(Saved data entries)
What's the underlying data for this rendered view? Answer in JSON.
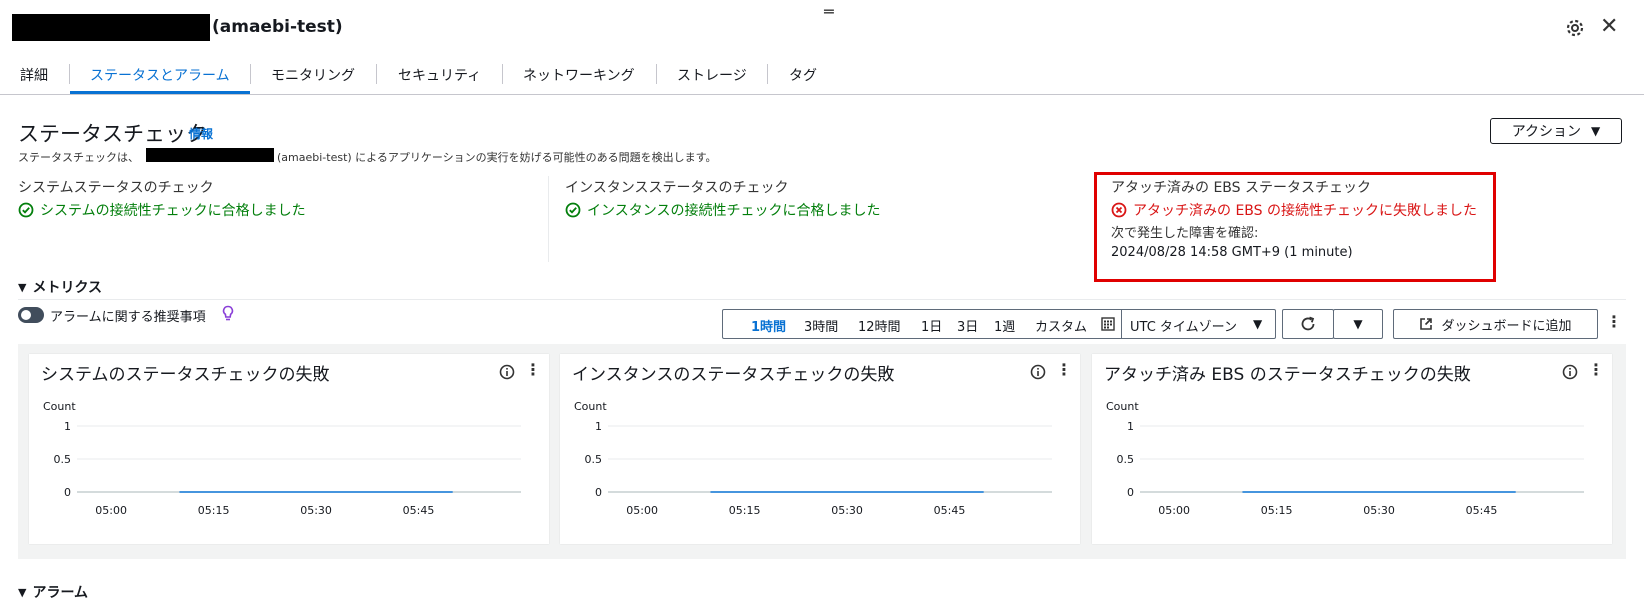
{
  "header": {
    "title_suffix": "(amaebi-test)",
    "drag_glyph": "═"
  },
  "tabs": [
    {
      "label": "詳細",
      "active": false
    },
    {
      "label": "ステータスとアラーム",
      "active": true
    },
    {
      "label": "モニタリング",
      "active": false
    },
    {
      "label": "セキュリティ",
      "active": false
    },
    {
      "label": "ネットワーキング",
      "active": false
    },
    {
      "label": "ストレージ",
      "active": false
    },
    {
      "label": "タグ",
      "active": false
    }
  ],
  "status_check": {
    "title": "ステータスチェック",
    "info_link": "情報",
    "desc_prefix": "ステータスチェックは、",
    "desc_suffix": "(amaebi-test) によるアプリケーションの実行を妨げる可能性のある問題を検出します。",
    "action_button": "アクション",
    "columns": [
      {
        "title": "システムステータスのチェック",
        "status": "ok",
        "message": "システムの接続性チェックに合格しました"
      },
      {
        "title": "インスタンスステータスのチェック",
        "status": "ok",
        "message": "インスタンスの接続性チェックに合格しました"
      },
      {
        "title": "アタッチ済みの EBS ステータスチェック",
        "status": "fail",
        "message": "アタッチ済みの EBS の接続性チェックに失敗しました",
        "detail_label": "次で発生した障害を確認:",
        "detail_time": "2024/08/28 14:58 GMT+9 (1 minute)"
      }
    ]
  },
  "metrics": {
    "section_title": "メトリクス",
    "alarm_toggle_label": "アラームに関する推奨事項",
    "time_ranges": [
      "1時間",
      "3時間",
      "12時間",
      "1日",
      "3日",
      "1週",
      "カスタム"
    ],
    "selected_range": "1時間",
    "timezone": "UTC タイムゾーン",
    "add_dashboard": "ダッシュボードに追加",
    "charts": [
      {
        "title": "システムのステータスチェックの失敗"
      },
      {
        "title": "インスタンスのステータスチェックの失敗"
      },
      {
        "title": "アタッチ済み EBS のステータスチェックの失敗"
      }
    ]
  },
  "alarms": {
    "section_title": "アラーム"
  },
  "colors": {
    "accent": "#0972d3",
    "ok": "#037f0c",
    "fail": "#d91515",
    "highlight_box": "#e00000",
    "series_line": "#0972d3"
  },
  "chart_data": [
    {
      "type": "line",
      "title": "システムのステータスチェックの失敗",
      "ylabel": "Count",
      "ylim": [
        0,
        1
      ],
      "yticks": [
        "0",
        "0.5",
        "1"
      ],
      "xticks": [
        "05:00",
        "05:15",
        "05:30",
        "05:45"
      ],
      "x": [
        "05:10",
        "05:50"
      ],
      "series": [
        {
          "values": [
            0,
            0
          ]
        }
      ]
    },
    {
      "type": "line",
      "title": "インスタンスのステータスチェックの失敗",
      "ylabel": "Count",
      "ylim": [
        0,
        1
      ],
      "yticks": [
        "0",
        "0.5",
        "1"
      ],
      "xticks": [
        "05:00",
        "05:15",
        "05:30",
        "05:45"
      ],
      "x": [
        "05:10",
        "05:50"
      ],
      "series": [
        {
          "values": [
            0,
            0
          ]
        }
      ]
    },
    {
      "type": "line",
      "title": "アタッチ済み EBS のステータスチェックの失敗",
      "ylabel": "Count",
      "ylim": [
        0,
        1
      ],
      "yticks": [
        "0",
        "0.5",
        "1"
      ],
      "xticks": [
        "05:00",
        "05:15",
        "05:30",
        "05:45"
      ],
      "x": [
        "05:10",
        "05:50"
      ],
      "series": [
        {
          "values": [
            0,
            0
          ]
        }
      ]
    }
  ]
}
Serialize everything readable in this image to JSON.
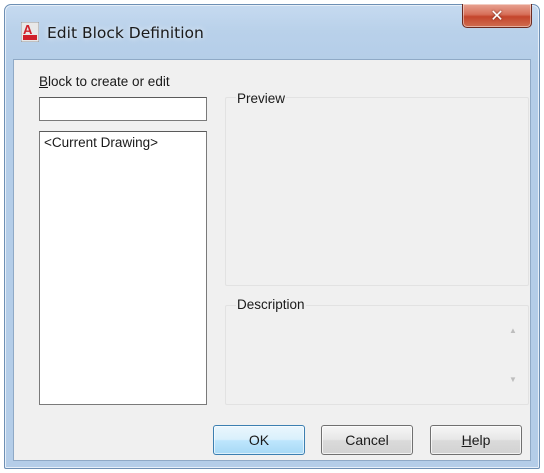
{
  "window": {
    "title": "Edit Block Definition",
    "app_icon": "autocad-a-icon",
    "close_glyph": "✕"
  },
  "colors": {
    "frame": "#b9d1ea",
    "client_bg": "#f0f0f0",
    "close_button": "#c4452c",
    "app_icon_red": "#d0202a"
  },
  "block_section": {
    "label_accel": "B",
    "label_rest": "lock to create or edit",
    "input_value": "",
    "list_items": [
      "<Current Drawing>"
    ]
  },
  "preview": {
    "label": "Preview"
  },
  "description": {
    "label": "Description",
    "scroll_up_glyph": "▲",
    "scroll_down_glyph": "▼"
  },
  "buttons": {
    "ok_label": "OK",
    "cancel_label": "Cancel",
    "help_accel": "H",
    "help_rest": "elp"
  }
}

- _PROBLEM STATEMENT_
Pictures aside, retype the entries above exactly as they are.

- _COMPLETED EXERCISE_
What's the underlying data for this rendered view? Answer in JSON.
{
  "header": {
    "title_suffix": "(amaebi-test)",
    "drag_glyph": "═"
  },
  "tabs": [
    {
      "label": "詳細",
      "active": false
    },
    {
      "label": "ステータスとアラーム",
      "active": true
    },
    {
      "label": "モニタリング",
      "active": false
    },
    {
      "label": "セキュリティ",
      "active": false
    },
    {
      "label": "ネットワーキング",
      "active": false
    },
    {
      "label": "ストレージ",
      "active": false
    },
    {
      "label": "タグ",
      "active": false
    }
  ],
  "status_check": {
    "title": "ステータスチェック",
    "info_link": "情報",
    "desc_prefix": "ステータスチェックは、",
    "desc_suffix": "(amaebi-test) によるアプリケーションの実行を妨げる可能性のある問題を検出します。",
    "action_button": "アクション",
    "columns": [
      {
        "title": "システムステータスのチェック",
        "status": "ok",
        "message": "システムの接続性チェックに合格しました"
      },
      {
        "title": "インスタンスステータスのチェック",
        "status": "ok",
        "message": "インスタンスの接続性チェックに合格しました"
      },
      {
        "title": "アタッチ済みの EBS ステータスチェック",
        "status": "fail",
        "message": "アタッチ済みの EBS の接続性チェックに失敗しました",
        "detail_label": "次で発生した障害を確認:",
        "detail_time": "2024/08/28 14:58 GMT+9 (1 minute)"
      }
    ]
  },
  "metrics": {
    "section_title": "メトリクス",
    "alarm_toggle_label": "アラームに関する推奨事項",
    "time_ranges": [
      "1時間",
      "3時間",
      "12時間",
      "1日",
      "3日",
      "1週",
      "カスタム"
    ],
    "selected_range": "1時間",
    "timezone": "UTC タイムゾーン",
    "add_dashboard": "ダッシュボードに追加",
    "charts": [
      {
        "title": "システムのステータスチェックの失敗"
      },
      {
        "title": "インスタンスのステータスチェックの失敗"
      },
      {
        "title": "アタッチ済み EBS のステータスチェックの失敗"
      }
    ]
  },
  "alarms": {
    "section_title": "アラーム"
  },
  "colors": {
    "accent": "#0972d3",
    "ok": "#037f0c",
    "fail": "#d91515",
    "highlight_box": "#e00000",
    "series_line": "#0972d3"
  },
  "chart_data": [
    {
      "type": "line",
      "title": "システムのステータスチェックの失敗",
      "ylabel": "Count",
      "ylim": [
        0,
        1
      ],
      "yticks": [
        "0",
        "0.5",
        "1"
      ],
      "xticks": [
        "05:00",
        "05:15",
        "05:30",
        "05:45"
      ],
      "x": [
        "05:10",
        "05:50"
      ],
      "series": [
        {
          "values": [
            0,
            0
          ]
        }
      ]
    },
    {
      "type": "line",
      "title": "インスタンスのステータスチェックの失敗",
      "ylabel": "Count",
      "ylim": [
        0,
        1
      ],
      "yticks": [
        "0",
        "0.5",
        "1"
      ],
      "xticks": [
        "05:00",
        "05:15",
        "05:30",
        "05:45"
      ],
      "x": [
        "05:10",
        "05:50"
      ],
      "series": [
        {
          "values": [
            0,
            0
          ]
        }
      ]
    },
    {
      "type": "line",
      "title": "アタッチ済み EBS のステータスチェックの失敗",
      "ylabel": "Count",
      "ylim": [
        0,
        1
      ],
      "yticks": [
        "0",
        "0.5",
        "1"
      ],
      "xticks": [
        "05:00",
        "05:15",
        "05:30",
        "05:45"
      ],
      "x": [
        "05:10",
        "05:50"
      ],
      "series": [
        {
          "values": [
            0,
            0
          ]
        }
      ]
    }
  ]
}
Serialize everything readable in this image to JSON.
{
  "window": {
    "title": "Edit Block Definition",
    "app_icon": "autocad-a-icon",
    "close_glyph": "✕"
  },
  "colors": {
    "frame": "#b9d1ea",
    "client_bg": "#f0f0f0",
    "close_button": "#c4452c",
    "app_icon_red": "#d0202a"
  },
  "block_section": {
    "label_accel": "B",
    "label_rest": "lock to create or edit",
    "input_value": "",
    "list_items": [
      "<Current Drawing>"
    ]
  },
  "preview": {
    "label": "Preview"
  },
  "description": {
    "label": "Description",
    "scroll_up_glyph": "▲",
    "scroll_down_glyph": "▼"
  },
  "buttons": {
    "ok_label": "OK",
    "cancel_label": "Cancel",
    "help_accel": "H",
    "help_rest": "elp"
  }
}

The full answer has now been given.